Like many politicians, Brazilian president Luis Inácio Lula da Silva identified himself with different citizens by dressing like them. He seemed to delight in donning an Indian headdress or squeezing into a hard hat. Such images fit the populist message of this remarkable man, a man who rose from poverty to become leader of the labor movement that challenged the military dictatorship and helped restore democracy to Brazil, the world’s eighth largest economy. But in July 2003 when Lula placed the bright red cap of the Landless Laborers’ Movement (Movimento dos Trabalhadores Rurais Sem Terra [MST]) on his head, all hell broke loose. Subsequent editions of nearly every news vehicle in the country featured alarmed criticism of this fateful act. Words like “rebellious,” “revolutionary” and “irresponsible” characterized the reaction as dozens of reporters were sent to the field to document the dangers posed to the country by the MST. The controversy reached the United States, where concerns on Wall Street and in Washington threatened to undermine Brazil’s fragile credit rating and international standing. By 2004, the Lula administration had carefully finessed most of the criticisms, supporting the right of the MST to mobilize and pressure the government while simultaneously investing in a conflicting agribusiness development scheme.
What is the MST? In contradistinction to the image projected by the Brazilian press, the collection of recently published books reviewed here describe it as an institutionalized social movement of unprecedented significance for Brazil and the world that does not pose an immediate revolutionary threat to society. On one book’s jacket, Eric Hobsbawm, a frequent traveler to Brazil, validates the MST as “the most ambitious social movement in contemporary Latin America” (Branford and Rocha 2002). On another’s cover, journalist Studs Terkel describes the MST as “a million or so ordinary people fighting for the right to live ordinary lives” (Wright and Wolford 2003). Founded in 1984, the MST fights for radical agrarian reform—that is, state intervention to reverse historic land concentration trends, distribute good agricultural land to needy workers, and reallocate resources to support small and cooperative farming as fundamental to the development of a stronger, more democratic and just society.

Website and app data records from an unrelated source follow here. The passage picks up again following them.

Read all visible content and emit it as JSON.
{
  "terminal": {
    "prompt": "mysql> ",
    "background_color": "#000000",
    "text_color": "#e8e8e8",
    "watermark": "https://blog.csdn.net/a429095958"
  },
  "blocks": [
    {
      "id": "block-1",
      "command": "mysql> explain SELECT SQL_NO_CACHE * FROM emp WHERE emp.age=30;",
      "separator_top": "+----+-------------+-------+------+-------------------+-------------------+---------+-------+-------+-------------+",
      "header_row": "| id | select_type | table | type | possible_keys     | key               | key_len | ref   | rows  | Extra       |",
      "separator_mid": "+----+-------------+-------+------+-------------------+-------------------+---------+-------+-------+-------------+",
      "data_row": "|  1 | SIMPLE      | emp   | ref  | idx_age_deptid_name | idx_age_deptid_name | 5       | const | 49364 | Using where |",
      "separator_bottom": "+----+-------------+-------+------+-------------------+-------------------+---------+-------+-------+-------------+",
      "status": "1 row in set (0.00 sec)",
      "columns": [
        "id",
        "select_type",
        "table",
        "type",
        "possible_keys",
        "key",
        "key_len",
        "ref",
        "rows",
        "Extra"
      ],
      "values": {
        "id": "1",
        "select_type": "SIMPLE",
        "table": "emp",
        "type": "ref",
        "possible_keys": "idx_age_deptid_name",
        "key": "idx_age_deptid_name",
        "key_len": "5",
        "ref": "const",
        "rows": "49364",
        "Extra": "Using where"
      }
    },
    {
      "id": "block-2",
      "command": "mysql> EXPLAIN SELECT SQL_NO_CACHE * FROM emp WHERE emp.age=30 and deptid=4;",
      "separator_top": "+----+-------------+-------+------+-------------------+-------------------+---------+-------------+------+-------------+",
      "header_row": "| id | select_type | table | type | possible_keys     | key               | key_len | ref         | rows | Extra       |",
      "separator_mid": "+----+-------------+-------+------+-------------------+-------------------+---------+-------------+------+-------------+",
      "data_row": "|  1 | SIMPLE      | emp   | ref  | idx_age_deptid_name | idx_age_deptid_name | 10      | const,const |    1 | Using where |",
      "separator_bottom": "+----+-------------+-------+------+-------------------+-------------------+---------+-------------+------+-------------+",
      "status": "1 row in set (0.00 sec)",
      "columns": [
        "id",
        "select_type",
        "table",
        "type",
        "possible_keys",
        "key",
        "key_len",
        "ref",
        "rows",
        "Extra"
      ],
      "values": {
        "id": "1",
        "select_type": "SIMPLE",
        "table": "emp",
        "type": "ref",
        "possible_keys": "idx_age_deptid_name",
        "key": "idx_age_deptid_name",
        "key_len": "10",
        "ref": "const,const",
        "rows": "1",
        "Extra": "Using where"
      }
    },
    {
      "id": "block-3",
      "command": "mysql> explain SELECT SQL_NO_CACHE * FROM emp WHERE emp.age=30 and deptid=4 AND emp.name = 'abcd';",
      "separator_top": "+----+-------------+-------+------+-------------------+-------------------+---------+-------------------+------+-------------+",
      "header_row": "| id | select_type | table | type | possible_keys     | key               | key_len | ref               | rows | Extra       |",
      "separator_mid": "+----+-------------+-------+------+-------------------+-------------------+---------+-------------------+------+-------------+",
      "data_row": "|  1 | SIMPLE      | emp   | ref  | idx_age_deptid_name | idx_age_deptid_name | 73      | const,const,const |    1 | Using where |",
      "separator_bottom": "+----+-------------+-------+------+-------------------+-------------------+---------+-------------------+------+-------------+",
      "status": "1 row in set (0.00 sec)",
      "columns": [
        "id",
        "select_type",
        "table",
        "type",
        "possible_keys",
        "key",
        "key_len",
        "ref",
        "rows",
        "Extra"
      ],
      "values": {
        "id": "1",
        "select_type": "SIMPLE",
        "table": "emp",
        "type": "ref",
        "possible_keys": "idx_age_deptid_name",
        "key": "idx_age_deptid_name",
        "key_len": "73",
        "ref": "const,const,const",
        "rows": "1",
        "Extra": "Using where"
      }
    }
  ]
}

Today, the MST boasts a membership of more than 500,000 families—at least two million people—and has a presence in every state and more than 700 municipalities. The MST runs some 500 farm co-ops in the areas of production, marketing, credit, and technical assistance. It trains most of its own technicians, militants, and leaders. It has succeeded in redirecting government funds to support its administration of 1,800 elementary schools with more than 160,000 students, teaching basic literacy to 30,000 teenagers and adults, and operating a college. In the meantime, some sixty members are studying in Cuba to be doctors (MST 2004).